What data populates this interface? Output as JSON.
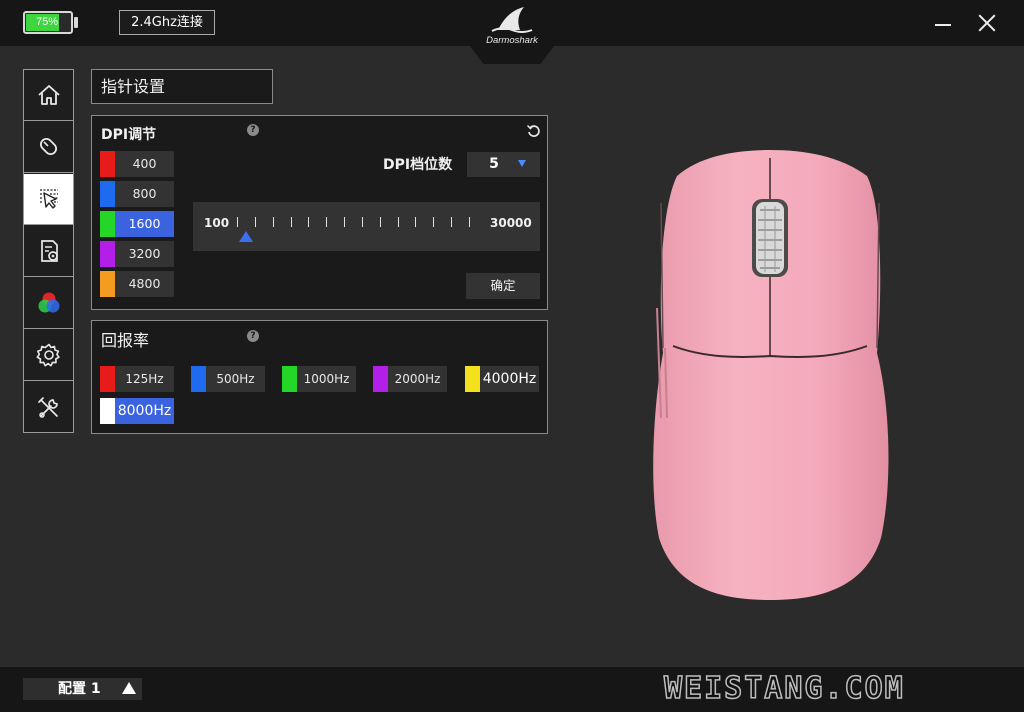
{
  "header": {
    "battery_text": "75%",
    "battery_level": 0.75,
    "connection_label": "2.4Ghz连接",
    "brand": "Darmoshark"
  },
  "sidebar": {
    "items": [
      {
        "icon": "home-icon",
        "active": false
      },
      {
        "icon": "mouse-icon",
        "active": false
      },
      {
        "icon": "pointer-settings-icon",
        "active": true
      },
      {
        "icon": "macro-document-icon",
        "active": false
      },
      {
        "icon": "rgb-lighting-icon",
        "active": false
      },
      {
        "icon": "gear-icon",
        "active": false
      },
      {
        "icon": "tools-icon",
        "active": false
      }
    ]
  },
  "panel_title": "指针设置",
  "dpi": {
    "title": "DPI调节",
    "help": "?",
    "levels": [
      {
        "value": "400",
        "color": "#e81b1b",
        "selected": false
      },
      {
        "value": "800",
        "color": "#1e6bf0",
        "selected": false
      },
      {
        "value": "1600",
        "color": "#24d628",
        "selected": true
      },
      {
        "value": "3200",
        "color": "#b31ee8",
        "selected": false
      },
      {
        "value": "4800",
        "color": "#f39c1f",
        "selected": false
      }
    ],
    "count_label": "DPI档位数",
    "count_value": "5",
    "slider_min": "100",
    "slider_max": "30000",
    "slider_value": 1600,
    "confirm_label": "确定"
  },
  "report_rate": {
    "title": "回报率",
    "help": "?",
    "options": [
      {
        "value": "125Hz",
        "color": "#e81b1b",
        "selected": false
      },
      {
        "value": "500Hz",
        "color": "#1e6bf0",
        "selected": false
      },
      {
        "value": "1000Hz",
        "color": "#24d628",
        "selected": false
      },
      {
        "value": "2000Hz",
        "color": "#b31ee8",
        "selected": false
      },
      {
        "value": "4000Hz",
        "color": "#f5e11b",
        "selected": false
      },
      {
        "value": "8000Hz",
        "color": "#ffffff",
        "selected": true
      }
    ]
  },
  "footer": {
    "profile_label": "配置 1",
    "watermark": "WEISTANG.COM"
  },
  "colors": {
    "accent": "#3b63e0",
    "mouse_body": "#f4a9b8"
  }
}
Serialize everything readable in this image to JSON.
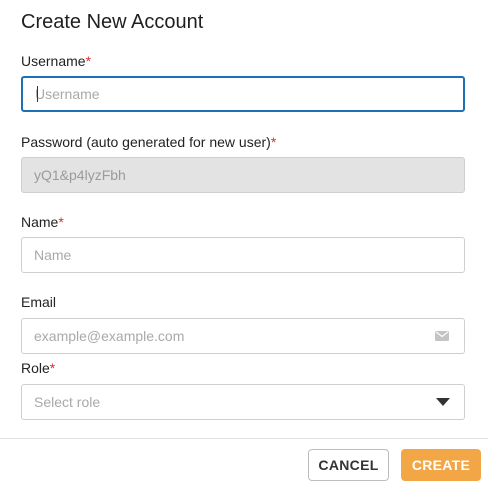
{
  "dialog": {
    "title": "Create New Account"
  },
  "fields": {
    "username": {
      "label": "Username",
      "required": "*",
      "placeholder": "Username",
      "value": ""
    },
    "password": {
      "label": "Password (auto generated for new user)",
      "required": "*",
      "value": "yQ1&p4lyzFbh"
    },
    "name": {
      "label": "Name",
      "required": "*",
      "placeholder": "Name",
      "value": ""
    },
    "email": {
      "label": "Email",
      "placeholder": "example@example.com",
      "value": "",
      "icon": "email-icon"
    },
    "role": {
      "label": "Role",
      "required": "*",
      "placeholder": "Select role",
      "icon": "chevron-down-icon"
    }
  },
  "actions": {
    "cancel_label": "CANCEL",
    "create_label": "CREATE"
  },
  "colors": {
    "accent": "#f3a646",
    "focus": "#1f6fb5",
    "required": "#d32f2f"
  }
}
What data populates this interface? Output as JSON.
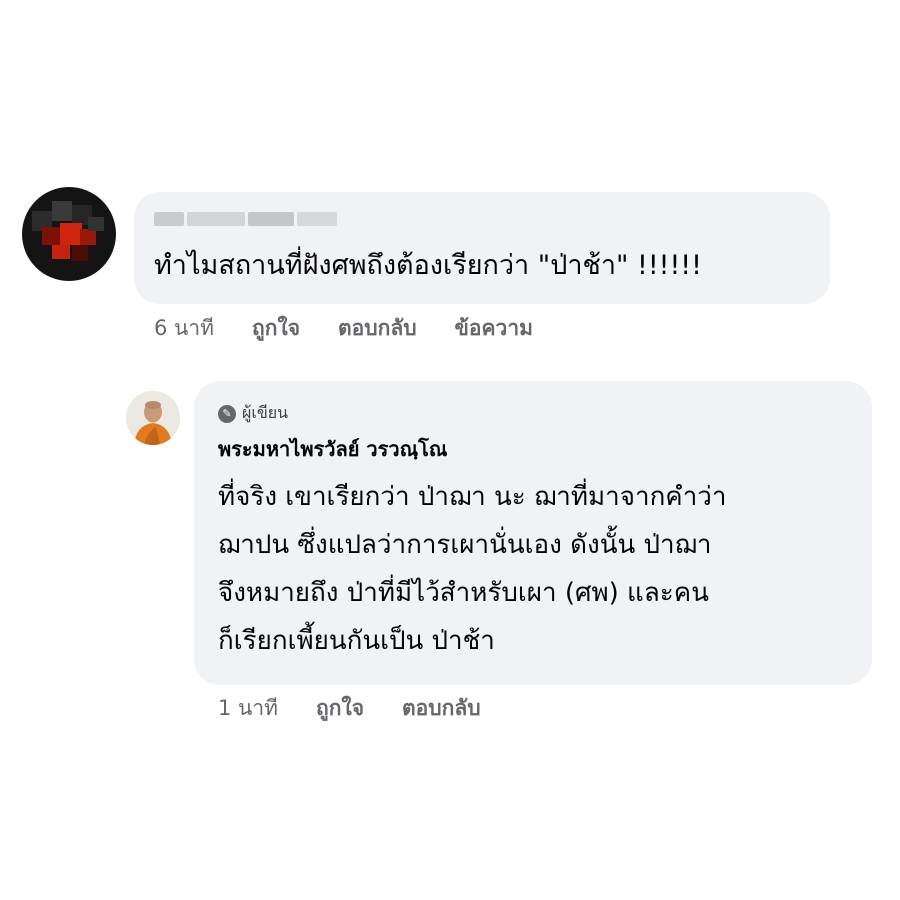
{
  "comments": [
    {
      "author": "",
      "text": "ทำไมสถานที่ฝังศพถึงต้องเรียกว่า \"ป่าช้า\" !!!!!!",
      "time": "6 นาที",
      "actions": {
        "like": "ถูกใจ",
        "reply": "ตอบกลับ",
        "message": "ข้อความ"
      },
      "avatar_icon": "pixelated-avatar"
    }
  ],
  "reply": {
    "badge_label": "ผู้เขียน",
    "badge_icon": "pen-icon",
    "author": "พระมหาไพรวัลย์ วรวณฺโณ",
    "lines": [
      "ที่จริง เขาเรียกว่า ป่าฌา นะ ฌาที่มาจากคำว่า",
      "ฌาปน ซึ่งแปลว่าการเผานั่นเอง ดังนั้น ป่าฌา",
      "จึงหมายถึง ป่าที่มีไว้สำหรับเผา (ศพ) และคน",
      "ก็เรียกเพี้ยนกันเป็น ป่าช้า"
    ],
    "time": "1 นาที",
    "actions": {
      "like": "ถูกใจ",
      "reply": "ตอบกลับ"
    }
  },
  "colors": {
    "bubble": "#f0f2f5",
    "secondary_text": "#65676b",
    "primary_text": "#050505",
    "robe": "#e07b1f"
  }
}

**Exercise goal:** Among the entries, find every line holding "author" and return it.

**Solution below:**
      "author": "",
    "author": "พระมหาไพรวัลย์ วรวณฺโณ",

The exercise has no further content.